If you suffered avoidable harm because of a healthcare provider’s negligence, you should speak with a State College medical malpractice lawyer about your options for filing suit. A dedicated personal injury attorney could seek compensation on your behalf for every injury your doctor’s lack of proper care caused you to sustain.
The most important thing someone seeking to file suit over a physician error should be aware of is the applicable statute of limitations. Under Pennsylvania state law, people who suffered harm at the hands of a medical provider must file suit within two years of the date the claim arose. This may be extended if the plaintiff could not reasonably have known of the claim.

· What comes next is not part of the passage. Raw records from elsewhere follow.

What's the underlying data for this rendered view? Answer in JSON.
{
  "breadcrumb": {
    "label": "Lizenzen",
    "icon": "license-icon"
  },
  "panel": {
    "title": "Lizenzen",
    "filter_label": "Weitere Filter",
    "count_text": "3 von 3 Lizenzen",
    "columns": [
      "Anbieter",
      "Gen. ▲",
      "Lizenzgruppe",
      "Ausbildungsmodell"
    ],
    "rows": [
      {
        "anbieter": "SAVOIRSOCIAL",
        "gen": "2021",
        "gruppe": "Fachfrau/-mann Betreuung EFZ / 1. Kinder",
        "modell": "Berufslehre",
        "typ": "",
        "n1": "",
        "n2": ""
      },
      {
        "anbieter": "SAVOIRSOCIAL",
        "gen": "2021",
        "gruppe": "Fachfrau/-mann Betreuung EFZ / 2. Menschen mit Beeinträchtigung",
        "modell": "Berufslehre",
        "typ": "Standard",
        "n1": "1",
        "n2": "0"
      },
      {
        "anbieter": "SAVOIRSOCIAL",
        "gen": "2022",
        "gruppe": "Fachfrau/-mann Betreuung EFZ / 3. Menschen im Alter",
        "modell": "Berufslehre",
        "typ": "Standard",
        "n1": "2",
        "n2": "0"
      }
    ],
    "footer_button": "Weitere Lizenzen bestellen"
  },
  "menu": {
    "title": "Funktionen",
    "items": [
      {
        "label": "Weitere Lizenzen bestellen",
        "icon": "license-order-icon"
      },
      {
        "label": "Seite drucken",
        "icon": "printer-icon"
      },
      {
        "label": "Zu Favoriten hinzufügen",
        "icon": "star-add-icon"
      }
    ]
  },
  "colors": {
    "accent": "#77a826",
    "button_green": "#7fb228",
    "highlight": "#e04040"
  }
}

Additionally, 231 Pa. Code §1042.3 mandates that every malpractice suit filed in the state be accompanied by a “certificate of merit”. This requires that a medical expert be consulted, and affirm that there is a reasonable probability that the defendant breached the applicable standard of care and that the breach was a cause of the harm. This certificate of merit must be filed by either a claimant or his or her State College medical malpractice attorney within 60 days of the initial filing of the lawsuit, or the case can be dismissed.
If a case then proceeds to trial, state law requires testimony from at least one expert witness who works in the same field as the defendant and can help identify what the applicable standard of care would have been when the plaintiff suffered harm.
Unlike some other states, Pennsylvania enforces no artificial “caps” on the amount of economic or non-economic damages a claimant can seek in claims against private medical providers. A medical malpractice lawyer in State College could pursue losses like additional medical expenses, missed time off work, and lost future earning capacity, while recoverable non-economic damages may include physical pain, emotional suffering and anguish, and loss of personal and professional opportunities.
If they are awarded in a case, punitive damages may be capped in malpractice under Pennsylvania state law, and cannot exceed 200% of the compensatory damages award. However, punitive damages are only awarded in cases involving egregious behavior or intentionally harmful conduct, so it is rarely applicable when filing suit in response to a doctor’s malpractice.
Medical professionals train for years to ensure they can provide proper care to their patients, and many doctors and nurses fully live up to that expectation. However, failure to provide adequate care can result in serious harm and a patient may suffer physical and financial losses.
A consultation with a State College medical malpractice lawyer could put you on the right path towards recovering compensation for every loss your doctor’s negligence caused. To set up your free initial meeting, call today.